#### WHAT YOU NEED TO DO
What lines in the following entries hold the word "Regal"? Copy each one.

#### TASK MATERIAL
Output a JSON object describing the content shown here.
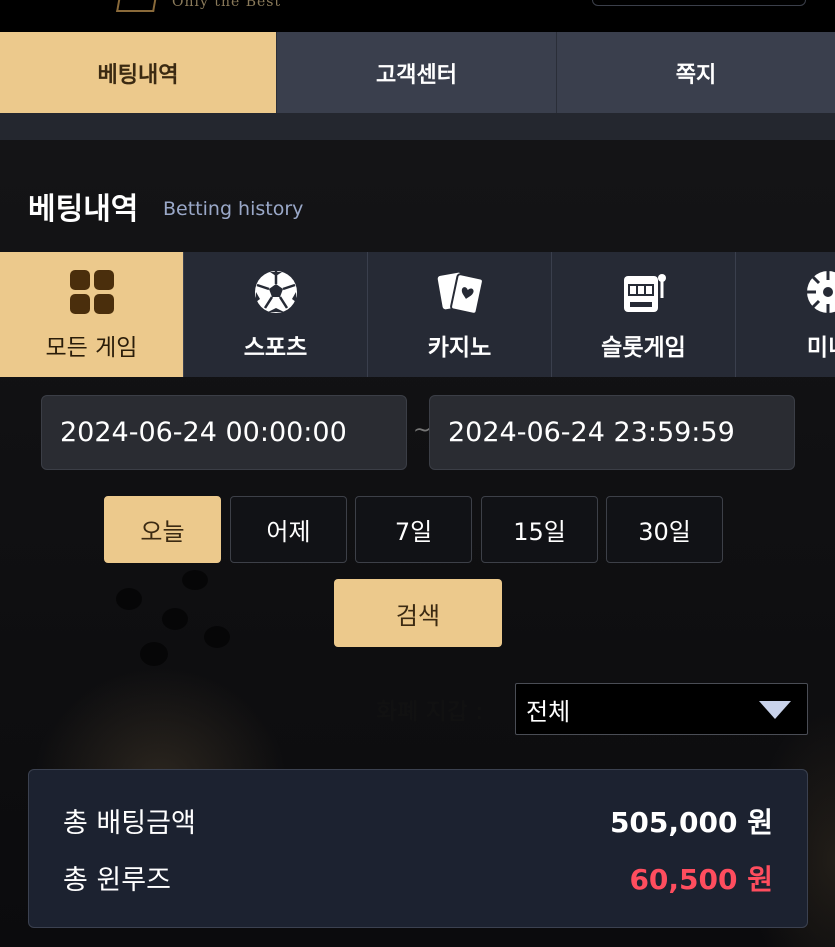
{
  "header": {
    "logo_text": "Only the Best"
  },
  "top_nav": [
    {
      "label": "베팅내역",
      "active": true
    },
    {
      "label": "고객센터",
      "active": false
    },
    {
      "label": "쪽지",
      "active": false
    }
  ],
  "page": {
    "title": "베팅내역",
    "subtitle": "Betting history"
  },
  "game_tabs": [
    {
      "label": "모든 게임",
      "icon": "grid-icon",
      "active": true
    },
    {
      "label": "스포츠",
      "icon": "soccer-ball-icon",
      "active": false
    },
    {
      "label": "카지노",
      "icon": "playing-cards-icon",
      "active": false
    },
    {
      "label": "슬롯게임",
      "icon": "slot-machine-icon",
      "active": false
    },
    {
      "label": "미니",
      "icon": "mini-game-icon",
      "active": false
    }
  ],
  "date_range": {
    "start": "2024-06-24 00:00:00",
    "separator": "~",
    "end": "2024-06-24 23:59:59"
  },
  "quick_ranges": [
    {
      "label": "오늘",
      "active": true
    },
    {
      "label": "어제",
      "active": false
    },
    {
      "label": "7일",
      "active": false
    },
    {
      "label": "15일",
      "active": false
    },
    {
      "label": "30일",
      "active": false
    }
  ],
  "search_label": "검색",
  "currency_filter": {
    "label": "화폐 지갑 :",
    "selected": "전체"
  },
  "summary": {
    "total_bet_label": "총 배팅금액",
    "total_bet_value": "505,000 원",
    "total_win_label": "총 윈루즈",
    "total_win_value": "60,500 원"
  },
  "colors": {
    "accent": "#ecc98c",
    "win_value": "#ff4d5e",
    "nav_inactive": "#3a3f4d"
  }
}
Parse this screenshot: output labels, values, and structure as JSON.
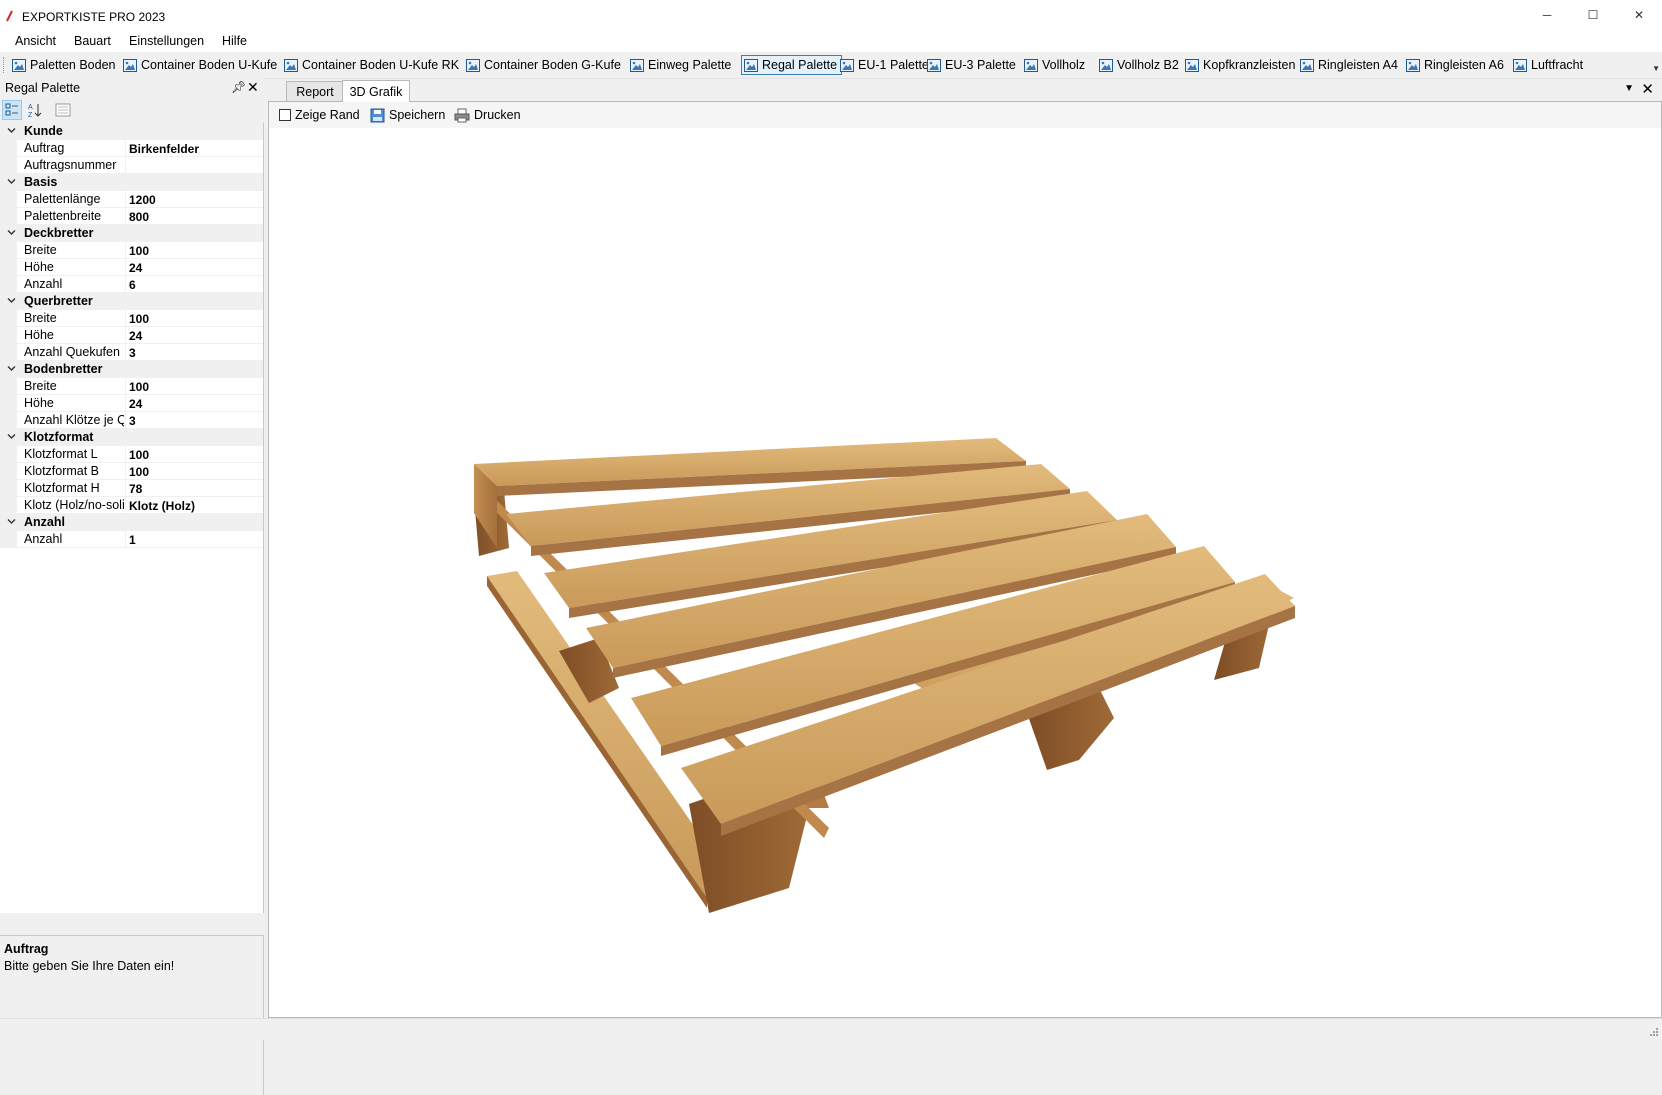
{
  "app": {
    "title": "EXPORTKISTE PRO 2023"
  },
  "window_controls": {
    "minimize": "─",
    "maximize": "☐",
    "close": "✕"
  },
  "menu": [
    "Ansicht",
    "Bauart",
    "Einstellungen",
    "Hilfe"
  ],
  "toolbar": {
    "items": [
      "Paletten Boden",
      "Container Boden U-Kufe",
      "Container Boden U-Kufe RK",
      "Container Boden G-Kufe",
      "Einweg Palette",
      "Regal Palette",
      "EU-1 Palette",
      "EU-3 Palette",
      "Vollholz",
      "Vollholz B2",
      "Kopfkranzleisten",
      "Ringleisten A4",
      "Ringleisten A6",
      "Luftfracht"
    ],
    "active": "Regal Palette"
  },
  "left_panel": {
    "title": "Regal Palette",
    "categories": [
      {
        "name": "Kunde",
        "rows": [
          {
            "name": "Auftrag",
            "value": "Birkenfelder"
          },
          {
            "name": "Auftragsnummer",
            "value": ""
          }
        ]
      },
      {
        "name": "Basis",
        "rows": [
          {
            "name": "Palettenlänge",
            "value": "1200"
          },
          {
            "name": "Palettenbreite",
            "value": "800"
          }
        ]
      },
      {
        "name": "Deckbretter",
        "rows": [
          {
            "name": "Breite",
            "value": "100"
          },
          {
            "name": "Höhe",
            "value": "24"
          },
          {
            "name": "Anzahl",
            "value": "6"
          }
        ]
      },
      {
        "name": "Querbretter",
        "rows": [
          {
            "name": "Breite",
            "value": "100"
          },
          {
            "name": "Höhe",
            "value": "24"
          },
          {
            "name": "Anzahl Quekufen",
            "value": "3"
          }
        ]
      },
      {
        "name": "Bodenbretter",
        "rows": [
          {
            "name": "Breite",
            "value": "100"
          },
          {
            "name": "Höhe",
            "value": "24"
          },
          {
            "name": "Anzahl Klötze je Q",
            "value": "3"
          }
        ]
      },
      {
        "name": "Klotzformat",
        "rows": [
          {
            "name": "Klotzformat L",
            "value": "100"
          },
          {
            "name": "Klotzformat B",
            "value": "100"
          },
          {
            "name": "Klotzformat H",
            "value": "78"
          },
          {
            "name": "Klotz (Holz/no-soli",
            "value": "Klotz (Holz)"
          }
        ]
      },
      {
        "name": "Anzahl",
        "rows": [
          {
            "name": "Anzahl",
            "value": "1"
          }
        ]
      }
    ],
    "description": {
      "title": "Auftrag",
      "text": "Bitte geben Sie Ihre Daten ein!"
    }
  },
  "doc_tabs": [
    "Report",
    "3D Grafik"
  ],
  "active_doc_tab": "3D Grafik",
  "viewer_toolbar": {
    "show_border_label": "Zeige Rand",
    "show_border_checked": false,
    "save_label": "Speichern",
    "print_label": "Drucken"
  },
  "colors": {
    "wood_top": "#d7ab69",
    "wood_side": "#b9834a",
    "wood_dark": "#8a5a2e",
    "accent_border": "#3c7fb1"
  }
}
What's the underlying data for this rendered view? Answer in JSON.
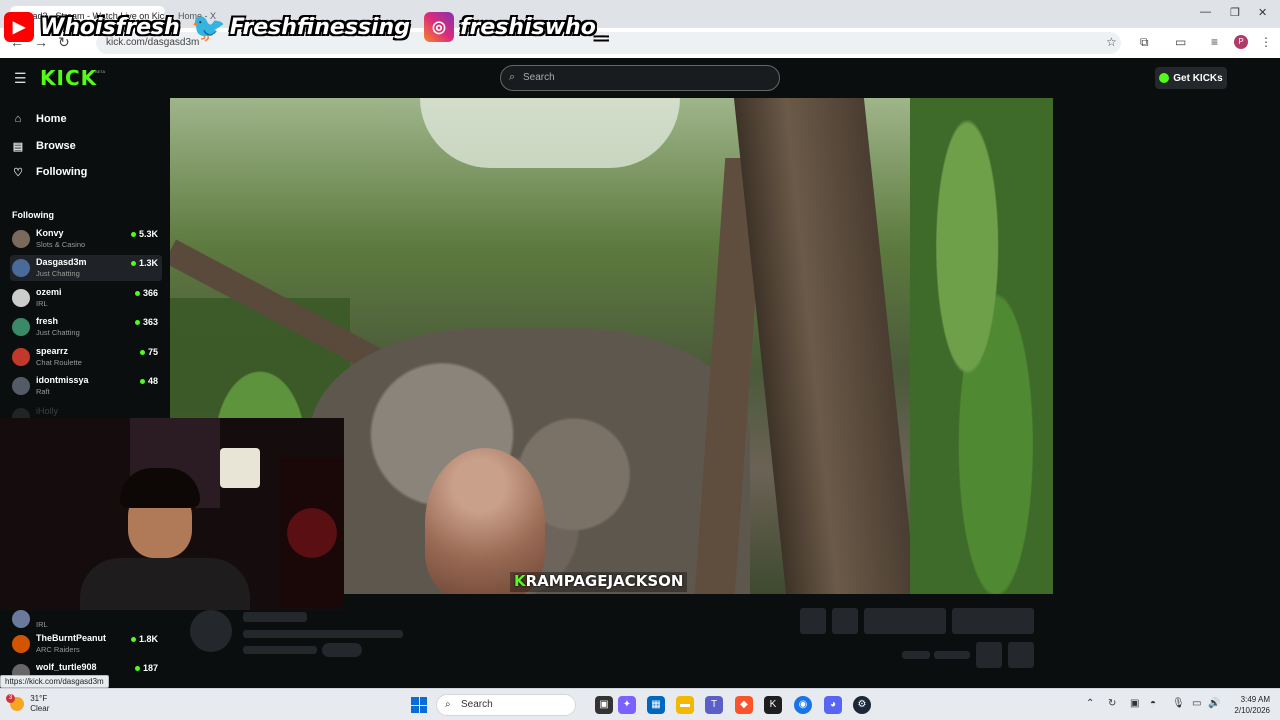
{
  "browser": {
    "tabs": [
      {
        "label": "asgad3 - Stream - Watch Live on Kick"
      },
      {
        "label": "Home - X"
      }
    ],
    "url": "kick.com/dasgasd3m"
  },
  "overlay": {
    "youtube": "Whoisfresh",
    "twitter": "Freshfinessing",
    "instagram": "freshiswho_"
  },
  "kick": {
    "logo": "KICK",
    "beta": "BETA",
    "search_placeholder": "Search",
    "get_kicks": "Get KICKs"
  },
  "sidebar": {
    "nav": [
      {
        "label": "Home",
        "icon": "home-icon"
      },
      {
        "label": "Browse",
        "icon": "browse-icon"
      },
      {
        "label": "Following",
        "icon": "heart-icon"
      }
    ],
    "section_title": "Following",
    "channels": [
      {
        "name": "Konvy",
        "category": "Slots & Casino",
        "viewers": "5.3K",
        "color": "#7a6a5c"
      },
      {
        "name": "Dasgasd3m",
        "category": "Just Chatting",
        "viewers": "1.3K",
        "color": "#4a6a9a"
      },
      {
        "name": "ozemi",
        "category": "IRL",
        "viewers": "366",
        "color": "#cccccc"
      },
      {
        "name": "fresh",
        "category": "Just Chatting",
        "viewers": "363",
        "color": "#3a8a6a"
      },
      {
        "name": "spearrz",
        "category": "Chat Roulette",
        "viewers": "75",
        "color": "#c0392b"
      },
      {
        "name": "idontmissya",
        "category": "Raft",
        "viewers": "48",
        "color": "#555b66"
      },
      {
        "name": "iHolly",
        "category": "",
        "viewers": "",
        "color": "#444"
      }
    ],
    "lower_channels": [
      {
        "name": "",
        "category": "IRL",
        "viewers": "",
        "color": "#6a7a9a"
      },
      {
        "name": "TheBurntPeanut",
        "category": "ARC Raiders",
        "viewers": "1.8K",
        "color": "#d35400"
      },
      {
        "name": "wolf_turtle908",
        "category": "",
        "viewers": "187",
        "color": "#666"
      }
    ]
  },
  "video": {
    "caption_k": "K",
    "caption_text": "RAMPAGEJACKSON"
  },
  "status_url": "https://kick.com/dasgasd3m",
  "taskbar": {
    "weather_temp": "31°F",
    "weather_desc": "Clear",
    "weather_badge": "3",
    "search": "Search",
    "time": "3:49 AM",
    "date": "2/10/2026"
  }
}
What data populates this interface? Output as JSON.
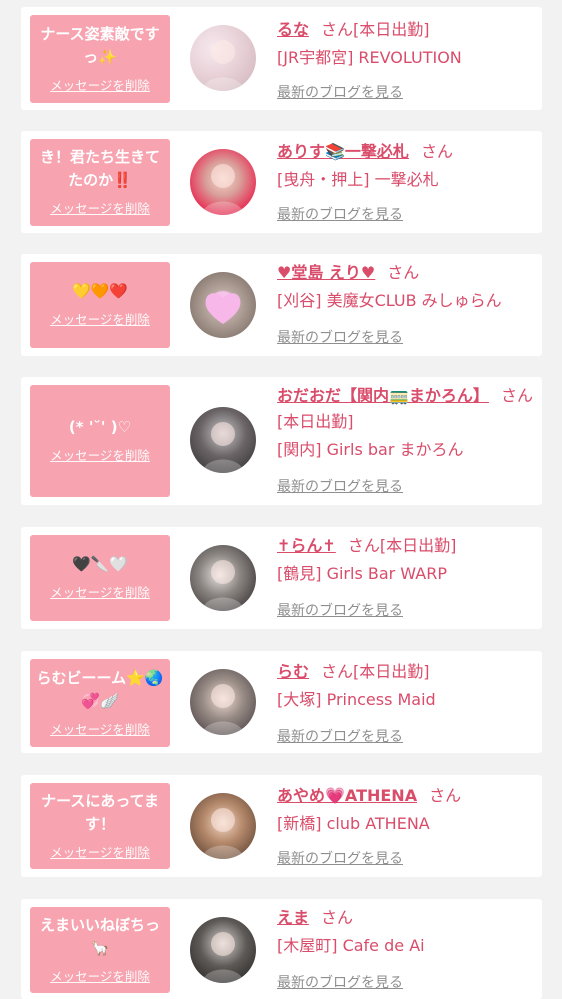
{
  "delete_label": "メッセージを削除",
  "blog_label": "最新のブログを見る",
  "san_label": "さん",
  "colors": {
    "accent": "#d94c6a",
    "bubble": "#f7a3b0",
    "muted": "#8f8f8f",
    "background": "#f3f2f2"
  },
  "entries": [
    {
      "message": "ナース姿素敵ですっ✨",
      "name": "るな",
      "status": "[本日出勤]",
      "shop": "[JR宇都宮] REVOLUTION",
      "avatar_icon": "user-photo-icon"
    },
    {
      "message": "き！君たち生きてたのか‼️",
      "name": "ありす📚一撃必札",
      "status": "",
      "shop": "[曳舟・押上] 一撃必札",
      "avatar_icon": "user-photo-icon"
    },
    {
      "message": "💛🧡❤️",
      "name": "♥堂島 えり♥",
      "status": "",
      "shop": "[刈谷] 美魔女CLUB みしゅらん",
      "avatar_icon": "heart-mask-photo-icon"
    },
    {
      "message": "(* '˘' )♡",
      "name": "おだおだ【関内🚃まかろん】",
      "status": "[本日出勤]",
      "shop": "[関内] Girls bar まかろん",
      "avatar_icon": "user-photo-icon"
    },
    {
      "message": "🖤🔪🤍",
      "name": "✝らん✝",
      "status": "[本日出勤]",
      "shop": "[鶴見] Girls Bar WARP",
      "avatar_icon": "user-photo-icon"
    },
    {
      "message": "らむビーーム⭐🌏💞🪽",
      "name": "らむ",
      "status": "[本日出勤]",
      "shop": "[大塚] Princess Maid",
      "avatar_icon": "user-photo-icon"
    },
    {
      "message": "ナースにあってます！",
      "name": "あやめ💗ATHENA",
      "status": "",
      "shop": "[新橋] club ATHENA",
      "avatar_icon": "user-photo-icon"
    },
    {
      "message": "えまいいねぼちっ🦙",
      "name": "えま",
      "status": "",
      "shop": "[木屋町] Cafe de Ai",
      "avatar_icon": "user-photo-icon"
    }
  ]
}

#### WRITTEN REPLY
      "Regal Palette",
    "active": "Regal Palette"
    "title": "Regal Palette",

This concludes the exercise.